**Work to complete:** Each record, in full, must be restated word for word.

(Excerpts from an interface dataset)
Start of Block

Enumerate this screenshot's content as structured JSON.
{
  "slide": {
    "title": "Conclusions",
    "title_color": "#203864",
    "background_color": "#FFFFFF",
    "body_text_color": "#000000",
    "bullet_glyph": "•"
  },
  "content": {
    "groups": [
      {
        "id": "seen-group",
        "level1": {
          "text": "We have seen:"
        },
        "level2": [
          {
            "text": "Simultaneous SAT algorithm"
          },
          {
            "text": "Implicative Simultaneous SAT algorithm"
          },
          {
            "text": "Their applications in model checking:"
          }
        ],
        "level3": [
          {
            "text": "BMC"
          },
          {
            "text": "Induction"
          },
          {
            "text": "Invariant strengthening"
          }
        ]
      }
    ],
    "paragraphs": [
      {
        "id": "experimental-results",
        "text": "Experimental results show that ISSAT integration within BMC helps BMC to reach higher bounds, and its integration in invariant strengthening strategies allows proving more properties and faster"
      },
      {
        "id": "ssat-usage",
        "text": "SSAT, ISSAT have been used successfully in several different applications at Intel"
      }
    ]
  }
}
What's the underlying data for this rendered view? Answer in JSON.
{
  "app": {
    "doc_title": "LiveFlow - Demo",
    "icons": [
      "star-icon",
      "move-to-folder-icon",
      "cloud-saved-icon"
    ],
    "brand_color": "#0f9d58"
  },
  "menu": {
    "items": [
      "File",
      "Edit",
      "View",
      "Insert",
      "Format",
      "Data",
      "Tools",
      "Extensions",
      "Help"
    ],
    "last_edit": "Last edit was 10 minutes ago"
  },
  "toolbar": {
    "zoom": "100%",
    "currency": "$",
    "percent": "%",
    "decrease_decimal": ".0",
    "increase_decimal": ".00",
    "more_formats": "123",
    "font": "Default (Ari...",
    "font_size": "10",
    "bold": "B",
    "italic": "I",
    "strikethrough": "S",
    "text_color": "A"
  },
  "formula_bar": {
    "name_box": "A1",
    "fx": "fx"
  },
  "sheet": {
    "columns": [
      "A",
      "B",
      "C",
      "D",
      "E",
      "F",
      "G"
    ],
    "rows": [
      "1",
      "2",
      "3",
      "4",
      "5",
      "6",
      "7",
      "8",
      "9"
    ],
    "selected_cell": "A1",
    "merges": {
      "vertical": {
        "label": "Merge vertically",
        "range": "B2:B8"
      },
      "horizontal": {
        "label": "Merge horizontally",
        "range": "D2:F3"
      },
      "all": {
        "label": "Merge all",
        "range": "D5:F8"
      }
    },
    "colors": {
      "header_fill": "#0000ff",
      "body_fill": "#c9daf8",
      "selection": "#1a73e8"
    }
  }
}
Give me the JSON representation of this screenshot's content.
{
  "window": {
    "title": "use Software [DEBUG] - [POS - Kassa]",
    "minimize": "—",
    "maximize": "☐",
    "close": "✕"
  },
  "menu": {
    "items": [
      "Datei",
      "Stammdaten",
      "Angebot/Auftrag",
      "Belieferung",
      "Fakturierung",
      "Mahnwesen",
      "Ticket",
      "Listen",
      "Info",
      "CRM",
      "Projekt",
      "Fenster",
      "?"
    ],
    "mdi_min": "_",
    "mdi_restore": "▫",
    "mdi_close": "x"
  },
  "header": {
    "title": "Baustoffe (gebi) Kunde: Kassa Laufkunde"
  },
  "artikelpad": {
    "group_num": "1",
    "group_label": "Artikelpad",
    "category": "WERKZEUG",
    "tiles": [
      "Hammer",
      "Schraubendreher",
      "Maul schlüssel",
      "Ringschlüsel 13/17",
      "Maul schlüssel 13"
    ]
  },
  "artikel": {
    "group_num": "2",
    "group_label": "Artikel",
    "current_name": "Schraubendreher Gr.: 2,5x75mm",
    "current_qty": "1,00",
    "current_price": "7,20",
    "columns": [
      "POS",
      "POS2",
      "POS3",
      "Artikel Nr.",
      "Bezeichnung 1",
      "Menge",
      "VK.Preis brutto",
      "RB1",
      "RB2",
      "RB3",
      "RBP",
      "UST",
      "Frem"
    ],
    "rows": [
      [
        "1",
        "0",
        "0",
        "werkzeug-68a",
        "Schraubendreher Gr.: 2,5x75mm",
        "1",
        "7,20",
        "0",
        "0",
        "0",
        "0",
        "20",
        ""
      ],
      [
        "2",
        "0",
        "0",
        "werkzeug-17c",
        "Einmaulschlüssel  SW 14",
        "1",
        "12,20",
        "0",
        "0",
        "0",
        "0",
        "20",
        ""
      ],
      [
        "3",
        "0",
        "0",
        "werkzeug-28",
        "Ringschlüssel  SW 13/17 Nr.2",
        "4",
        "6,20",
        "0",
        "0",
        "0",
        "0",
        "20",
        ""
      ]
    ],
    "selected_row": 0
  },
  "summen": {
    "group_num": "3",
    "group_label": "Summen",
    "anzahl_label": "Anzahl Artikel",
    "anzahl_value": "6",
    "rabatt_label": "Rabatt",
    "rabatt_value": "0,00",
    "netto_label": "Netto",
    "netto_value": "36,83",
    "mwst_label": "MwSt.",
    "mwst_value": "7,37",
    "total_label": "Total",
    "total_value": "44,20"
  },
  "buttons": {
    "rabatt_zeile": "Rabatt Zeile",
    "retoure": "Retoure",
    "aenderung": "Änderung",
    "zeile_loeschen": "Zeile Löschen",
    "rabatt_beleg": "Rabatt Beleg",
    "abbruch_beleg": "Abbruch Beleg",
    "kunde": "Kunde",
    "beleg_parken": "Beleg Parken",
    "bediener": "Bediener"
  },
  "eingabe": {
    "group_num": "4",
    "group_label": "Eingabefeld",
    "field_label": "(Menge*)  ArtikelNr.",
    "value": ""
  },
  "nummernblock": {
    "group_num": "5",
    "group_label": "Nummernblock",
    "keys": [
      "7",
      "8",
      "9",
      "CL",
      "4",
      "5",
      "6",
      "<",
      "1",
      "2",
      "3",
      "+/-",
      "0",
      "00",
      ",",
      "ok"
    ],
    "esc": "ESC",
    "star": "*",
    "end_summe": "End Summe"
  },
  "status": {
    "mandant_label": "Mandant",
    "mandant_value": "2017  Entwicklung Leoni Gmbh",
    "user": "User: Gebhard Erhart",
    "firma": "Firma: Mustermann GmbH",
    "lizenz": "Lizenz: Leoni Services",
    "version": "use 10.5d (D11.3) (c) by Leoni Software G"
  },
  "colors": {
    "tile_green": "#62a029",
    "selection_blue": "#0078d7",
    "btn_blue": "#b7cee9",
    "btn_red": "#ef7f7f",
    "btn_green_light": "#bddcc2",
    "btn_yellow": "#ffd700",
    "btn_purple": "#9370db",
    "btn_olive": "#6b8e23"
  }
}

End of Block

**Response for this exercise:**
Enumerate this screenshot's content as structured JSON.
{
  "slide": {
    "title": "Conclusions",
    "title_color": "#203864",
    "background_color": "#FFFFFF",
    "body_text_color": "#000000",
    "bullet_glyph": "•"
  },
  "content": {
    "groups": [
      {
        "id": "seen-group",
        "level1": {
          "text": "We have seen:"
        },
        "level2": [
          {
            "text": "Simultaneous SAT algorithm"
          },
          {
            "text": "Implicative Simultaneous SAT algorithm"
          },
          {
            "text": "Their applications in model checking:"
          }
        ],
        "level3": [
          {
            "text": "BMC"
          },
          {
            "text": "Induction"
          },
          {
            "text": "Invariant strengthening"
          }
        ]
      }
    ],
    "paragraphs": [
      {
        "id": "experimental-results",
        "text": "Experimental results show that ISSAT integration within BMC helps BMC to reach higher bounds, and its integration in invariant strengthening strategies allows proving more properties and faster"
      },
      {
        "id": "ssat-usage",
        "text": "SSAT, ISSAT have been used successfully in several different applications at Intel"
      }
    ]
  }
}
What's the underlying data for this rendered view? Answer in JSON.
{
  "app": {
    "doc_title": "LiveFlow - Demo",
    "icons": [
      "star-icon",
      "move-to-folder-icon",
      "cloud-saved-icon"
    ],
    "brand_color": "#0f9d58"
  },
  "menu": {
    "items": [
      "File",
      "Edit",
      "View",
      "Insert",
      "Format",
      "Data",
      "Tools",
      "Extensions",
      "Help"
    ],
    "last_edit": "Last edit was 10 minutes ago"
  },
  "toolbar": {
    "zoom": "100%",
    "currency": "$",
    "percent": "%",
    "decrease_decimal": ".0",
    "increase_decimal": ".00",
    "more_formats": "123",
    "font": "Default (Ari...",
    "font_size": "10",
    "bold": "B",
    "italic": "I",
    "strikethrough": "S",
    "text_color": "A"
  },
  "formula_bar": {
    "name_box": "A1",
    "fx": "fx"
  },
  "sheet": {
    "columns": [
      "A",
      "B",
      "C",
      "D",
      "E",
      "F",
      "G"
    ],
    "rows": [
      "1",
      "2",
      "3",
      "4",
      "5",
      "6",
      "7",
      "8",
      "9"
    ],
    "selected_cell": "A1",
    "merges": {
      "vertical": {
        "label": "Merge vertically",
        "range": "B2:B8"
      },
      "horizontal": {
        "label": "Merge horizontally",
        "range": "D2:F3"
      },
      "all": {
        "label": "Merge all",
        "range": "D5:F8"
      }
    },
    "colors": {
      "header_fill": "#0000ff",
      "body_fill": "#c9daf8",
      "selection": "#1a73e8"
    }
  }
}
Give me the JSON representation of this screenshot's content.
{
  "window": {
    "title": "use Software [DEBUG] - [POS - Kassa]",
    "minimize": "—",
    "maximize": "☐",
    "close": "✕"
  },
  "menu": {
    "items": [
      "Datei",
      "Stammdaten",
      "Angebot/Auftrag",
      "Belieferung",
      "Fakturierung",
      "Mahnwesen",
      "Ticket",
      "Listen",
      "Info",
      "CRM",
      "Projekt",
      "Fenster",
      "?"
    ],
    "mdi_min": "_",
    "mdi_restore": "▫",
    "mdi_close": "x"
  },
  "header": {
    "title": "Baustoffe (gebi) Kunde: Kassa Laufkunde"
  },
  "artikelpad": {
    "group_num": "1",
    "group_label": "Artikelpad",
    "category": "WERKZEUG",
    "tiles": [
      "Hammer",
      "Schraubendreher",
      "Maul schlüssel",
      "Ringschlüsel 13/17",
      "Maul schlüssel 13"
    ]
  },
  "artikel": {
    "group_num": "2",
    "group_label": "Artikel",
    "current_name": "Schraubendreher Gr.: 2,5x75mm",
    "current_qty": "1,00",
    "current_price": "7,20",
    "columns": [
      "POS",
      "POS2",
      "POS3",
      "Artikel Nr.",
      "Bezeichnung 1",
      "Menge",
      "VK.Preis brutto",
      "RB1",
      "RB2",
      "RB3",
      "RBP",
      "UST",
      "Frem"
    ],
    "rows": [
      [
        "1",
        "0",
        "0",
        "werkzeug-68a",
        "Schraubendreher Gr.: 2,5x75mm",
        "1",
        "7,20",
        "0",
        "0",
        "0",
        "0",
        "20",
        ""
      ],
      [
        "2",
        "0",
        "0",
        "werkzeug-17c",
        "Einmaulschlüssel  SW 14",
        "1",
        "12,20",
        "0",
        "0",
        "0",
        "0",
        "20",
        ""
      ],
      [
        "3",
        "0",
        "0",
        "werkzeug-28",
        "Ringschlüssel  SW 13/17 Nr.2",
        "4",
        "6,20",
        "0",
        "0",
        "0",
        "0",
        "20",
        ""
      ]
    ],
    "selected_row": 0
  },
  "summen": {
    "group_num": "3",
    "group_label": "Summen",
    "anzahl_label": "Anzahl Artikel",
    "anzahl_value": "6",
    "rabatt_label": "Rabatt",
    "rabatt_value": "0,00",
    "netto_label": "Netto",
    "netto_value": "36,83",
    "mwst_label": "MwSt.",
    "mwst_value": "7,37",
    "total_label": "Total",
    "total_value": "44,20"
  },
  "buttons": {
    "rabatt_zeile": "Rabatt Zeile",
    "retoure": "Retoure",
    "aenderung": "Änderung",
    "zeile_loeschen": "Zeile Löschen",
    "rabatt_beleg": "Rabatt Beleg",
    "abbruch_beleg": "Abbruch Beleg",
    "kunde": "Kunde",
    "beleg_parken": "Beleg Parken",
    "bediener": "Bediener"
  },
  "eingabe": {
    "group_num": "4",
    "group_label": "Eingabefeld",
    "field_label": "(Menge*)  ArtikelNr.",
    "value": ""
  },
  "nummernblock": {
    "group_num": "5",
    "group_label": "Nummernblock",
    "keys": [
      "7",
      "8",
      "9",
      "CL",
      "4",
      "5",
      "6",
      "<",
      "1",
      "2",
      "3",
      "+/-",
      "0",
      "00",
      ",",
      "ok"
    ],
    "esc": "ESC",
    "star": "*",
    "end_summe": "End Summe"
  },
  "status": {
    "mandant_label": "Mandant",
    "mandant_value": "2017  Entwicklung Leoni Gmbh",
    "user": "User: Gebhard Erhart",
    "firma": "Firma: Mustermann GmbH",
    "lizenz": "Lizenz: Leoni Services",
    "version": "use 10.5d (D11.3) (c) by Leoni Software G"
  },
  "colors": {
    "tile_green": "#62a029",
    "selection_blue": "#0078d7",
    "btn_blue": "#b7cee9",
    "btn_red": "#ef7f7f",
    "btn_green_light": "#bddcc2",
    "btn_yellow": "#ffd700",
    "btn_purple": "#9370db",
    "btn_olive": "#6b8e23"
  }
}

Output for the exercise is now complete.